> **RECORDS TO PROCESS**
= Beginning of Section =

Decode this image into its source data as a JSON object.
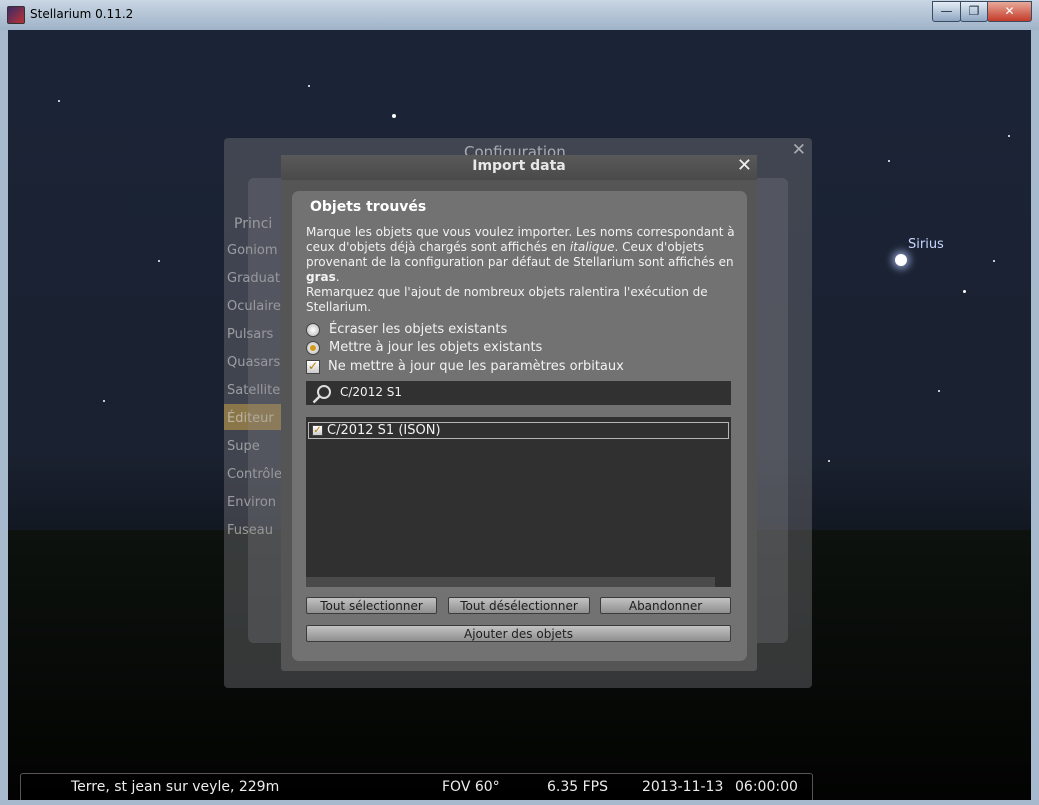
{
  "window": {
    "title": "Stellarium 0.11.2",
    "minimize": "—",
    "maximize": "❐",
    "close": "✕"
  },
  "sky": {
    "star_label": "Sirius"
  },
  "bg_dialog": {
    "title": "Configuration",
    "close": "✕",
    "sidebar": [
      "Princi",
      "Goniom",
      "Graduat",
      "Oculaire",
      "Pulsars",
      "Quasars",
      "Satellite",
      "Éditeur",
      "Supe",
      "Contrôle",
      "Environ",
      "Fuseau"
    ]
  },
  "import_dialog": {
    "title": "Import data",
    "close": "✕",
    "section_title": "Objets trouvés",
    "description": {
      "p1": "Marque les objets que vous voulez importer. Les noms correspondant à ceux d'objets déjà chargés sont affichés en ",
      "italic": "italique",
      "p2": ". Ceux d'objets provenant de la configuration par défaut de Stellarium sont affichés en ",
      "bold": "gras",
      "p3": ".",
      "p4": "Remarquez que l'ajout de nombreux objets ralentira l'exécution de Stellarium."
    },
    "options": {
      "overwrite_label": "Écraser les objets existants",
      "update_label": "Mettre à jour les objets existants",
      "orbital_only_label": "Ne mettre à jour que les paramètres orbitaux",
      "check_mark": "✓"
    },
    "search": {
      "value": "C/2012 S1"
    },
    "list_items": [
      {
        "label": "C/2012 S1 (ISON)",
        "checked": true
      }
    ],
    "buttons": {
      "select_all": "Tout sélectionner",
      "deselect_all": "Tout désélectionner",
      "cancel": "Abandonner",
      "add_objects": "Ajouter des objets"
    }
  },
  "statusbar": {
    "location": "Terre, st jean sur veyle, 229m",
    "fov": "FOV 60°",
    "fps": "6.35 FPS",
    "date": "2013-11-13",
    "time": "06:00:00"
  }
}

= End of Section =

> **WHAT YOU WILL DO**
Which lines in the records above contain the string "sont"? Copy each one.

> **RESPONSE**
      "p1": "Marque les objets que vous voulez importer. Les noms correspondant à ceux d'objets déjà chargés sont affichés en ",
      "p2": ". Ceux d'objets provenant de la configuration par défaut de Stellarium sont affichés en ",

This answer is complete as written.